■ Dataset records
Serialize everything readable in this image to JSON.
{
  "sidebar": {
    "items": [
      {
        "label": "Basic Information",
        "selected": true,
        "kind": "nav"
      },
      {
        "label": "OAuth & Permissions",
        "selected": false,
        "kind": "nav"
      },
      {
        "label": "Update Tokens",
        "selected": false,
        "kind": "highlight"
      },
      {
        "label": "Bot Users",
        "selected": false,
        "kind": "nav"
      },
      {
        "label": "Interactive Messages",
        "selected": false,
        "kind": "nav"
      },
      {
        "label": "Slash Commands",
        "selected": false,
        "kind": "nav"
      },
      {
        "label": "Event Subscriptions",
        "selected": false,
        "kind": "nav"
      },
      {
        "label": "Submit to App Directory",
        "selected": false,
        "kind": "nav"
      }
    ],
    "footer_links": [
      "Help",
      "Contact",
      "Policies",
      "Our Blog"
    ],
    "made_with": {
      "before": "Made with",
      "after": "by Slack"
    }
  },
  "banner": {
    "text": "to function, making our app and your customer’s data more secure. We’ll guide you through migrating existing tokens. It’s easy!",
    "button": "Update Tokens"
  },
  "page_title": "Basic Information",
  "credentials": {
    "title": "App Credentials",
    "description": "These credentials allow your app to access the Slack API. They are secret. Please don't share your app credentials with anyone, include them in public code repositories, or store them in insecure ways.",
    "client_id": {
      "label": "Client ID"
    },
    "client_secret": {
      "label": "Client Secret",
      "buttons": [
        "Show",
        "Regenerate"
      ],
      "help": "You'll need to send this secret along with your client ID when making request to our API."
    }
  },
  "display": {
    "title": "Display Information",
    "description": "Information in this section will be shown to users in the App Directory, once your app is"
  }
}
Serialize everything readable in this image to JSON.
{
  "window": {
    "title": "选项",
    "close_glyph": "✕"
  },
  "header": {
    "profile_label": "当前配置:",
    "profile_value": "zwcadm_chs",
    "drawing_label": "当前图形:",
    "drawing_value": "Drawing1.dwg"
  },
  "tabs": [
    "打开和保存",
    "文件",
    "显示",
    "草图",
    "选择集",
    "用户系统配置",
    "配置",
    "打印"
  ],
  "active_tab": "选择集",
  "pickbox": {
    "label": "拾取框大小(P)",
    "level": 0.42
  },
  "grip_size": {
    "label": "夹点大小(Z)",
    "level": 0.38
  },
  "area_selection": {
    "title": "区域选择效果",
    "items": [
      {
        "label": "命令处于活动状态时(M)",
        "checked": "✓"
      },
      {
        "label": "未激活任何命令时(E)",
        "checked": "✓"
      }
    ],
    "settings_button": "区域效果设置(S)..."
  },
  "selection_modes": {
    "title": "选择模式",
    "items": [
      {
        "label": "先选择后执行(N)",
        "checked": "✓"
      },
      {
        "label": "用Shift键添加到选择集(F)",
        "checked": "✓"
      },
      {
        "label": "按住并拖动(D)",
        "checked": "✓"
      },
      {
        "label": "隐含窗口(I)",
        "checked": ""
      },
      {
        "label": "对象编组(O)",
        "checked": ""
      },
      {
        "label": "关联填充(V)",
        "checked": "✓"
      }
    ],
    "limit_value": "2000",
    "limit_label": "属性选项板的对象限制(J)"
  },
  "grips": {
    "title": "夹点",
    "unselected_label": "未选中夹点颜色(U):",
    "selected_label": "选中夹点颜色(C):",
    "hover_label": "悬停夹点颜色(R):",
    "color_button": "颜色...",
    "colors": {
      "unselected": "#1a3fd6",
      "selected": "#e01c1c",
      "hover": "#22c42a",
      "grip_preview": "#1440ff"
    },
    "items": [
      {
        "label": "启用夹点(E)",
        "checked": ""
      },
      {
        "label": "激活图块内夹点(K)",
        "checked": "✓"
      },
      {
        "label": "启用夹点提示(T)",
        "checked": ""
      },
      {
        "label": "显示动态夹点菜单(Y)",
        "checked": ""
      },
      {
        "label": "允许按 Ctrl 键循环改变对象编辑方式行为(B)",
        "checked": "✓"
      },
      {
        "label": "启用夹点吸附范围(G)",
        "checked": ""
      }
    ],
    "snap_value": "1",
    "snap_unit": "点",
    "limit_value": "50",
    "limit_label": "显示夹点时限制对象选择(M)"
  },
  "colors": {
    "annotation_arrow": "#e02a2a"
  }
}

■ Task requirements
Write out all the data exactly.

■ Completed exercise
Serialize everything readable in this image to JSON.
{
  "sidebar": {
    "items": [
      {
        "label": "Basic Information",
        "selected": true,
        "kind": "nav"
      },
      {
        "label": "OAuth & Permissions",
        "selected": false,
        "kind": "nav"
      },
      {
        "label": "Update Tokens",
        "selected": false,
        "kind": "highlight"
      },
      {
        "label": "Bot Users",
        "selected": false,
        "kind": "nav"
      },
      {
        "label": "Interactive Messages",
        "selected": false,
        "kind": "nav"
      },
      {
        "label": "Slash Commands",
        "selected": false,
        "kind": "nav"
      },
      {
        "label": "Event Subscriptions",
        "selected": false,
        "kind": "nav"
      },
      {
        "label": "Submit to App Directory",
        "selected": false,
        "kind": "nav"
      }
    ],
    "footer_links": [
      "Help",
      "Contact",
      "Policies",
      "Our Blog"
    ],
    "made_with": {
      "before": "Made with",
      "after": "by Slack"
    }
  },
  "banner": {
    "text": "to function, making our app and your customer’s data more secure. We’ll guide you through migrating existing tokens. It’s easy!",
    "button": "Update Tokens"
  },
  "page_title": "Basic Information",
  "credentials": {
    "title": "App Credentials",
    "description": "These credentials allow your app to access the Slack API. They are secret. Please don't share your app credentials with anyone, include them in public code repositories, or store them in insecure ways.",
    "client_id": {
      "label": "Client ID"
    },
    "client_secret": {
      "label": "Client Secret",
      "buttons": [
        "Show",
        "Regenerate"
      ],
      "help": "You'll need to send this secret along with your client ID when making request to our API."
    }
  },
  "display": {
    "title": "Display Information",
    "description": "Information in this section will be shown to users in the App Directory, once your app is"
  }
}
Serialize everything readable in this image to JSON.
{
  "window": {
    "title": "选项",
    "close_glyph": "✕"
  },
  "header": {
    "profile_label": "当前配置:",
    "profile_value": "zwcadm_chs",
    "drawing_label": "当前图形:",
    "drawing_value": "Drawing1.dwg"
  },
  "tabs": [
    "打开和保存",
    "文件",
    "显示",
    "草图",
    "选择集",
    "用户系统配置",
    "配置",
    "打印"
  ],
  "active_tab": "选择集",
  "pickbox": {
    "label": "拾取框大小(P)",
    "level": 0.42
  },
  "grip_size": {
    "label": "夹点大小(Z)",
    "level": 0.38
  },
  "area_selection": {
    "title": "区域选择效果",
    "items": [
      {
        "label": "命令处于活动状态时(M)",
        "checked": "✓"
      },
      {
        "label": "未激活任何命令时(E)",
        "checked": "✓"
      }
    ],
    "settings_button": "区域效果设置(S)..."
  },
  "selection_modes": {
    "title": "选择模式",
    "items": [
      {
        "label": "先选择后执行(N)",
        "checked": "✓"
      },
      {
        "label": "用Shift键添加到选择集(F)",
        "checked": "✓"
      },
      {
        "label": "按住并拖动(D)",
        "checked": "✓"
      },
      {
        "label": "隐含窗口(I)",
        "checked": ""
      },
      {
        "label": "对象编组(O)",
        "checked": ""
      },
      {
        "label": "关联填充(V)",
        "checked": "✓"
      }
    ],
    "limit_value": "2000",
    "limit_label": "属性选项板的对象限制(J)"
  },
  "grips": {
    "title": "夹点",
    "unselected_label": "未选中夹点颜色(U):",
    "selected_label": "选中夹点颜色(C):",
    "hover_label": "悬停夹点颜色(R):",
    "color_button": "颜色...",
    "colors": {
      "unselected": "#1a3fd6",
      "selected": "#e01c1c",
      "hover": "#22c42a",
      "grip_preview": "#1440ff"
    },
    "items": [
      {
        "label": "启用夹点(E)",
        "checked": ""
      },
      {
        "label": "激活图块内夹点(K)",
        "checked": "✓"
      },
      {
        "label": "启用夹点提示(T)",
        "checked": ""
      },
      {
        "label": "显示动态夹点菜单(Y)",
        "checked": ""
      },
      {
        "label": "允许按 Ctrl 键循环改变对象编辑方式行为(B)",
        "checked": "✓"
      },
      {
        "label": "启用夹点吸附范围(G)",
        "checked": ""
      }
    ],
    "snap_value": "1",
    "snap_unit": "点",
    "limit_value": "50",
    "limit_label": "显示夹点时限制对象选择(M)"
  },
  "colors": {
    "annotation_arrow": "#e02a2a"
  }
}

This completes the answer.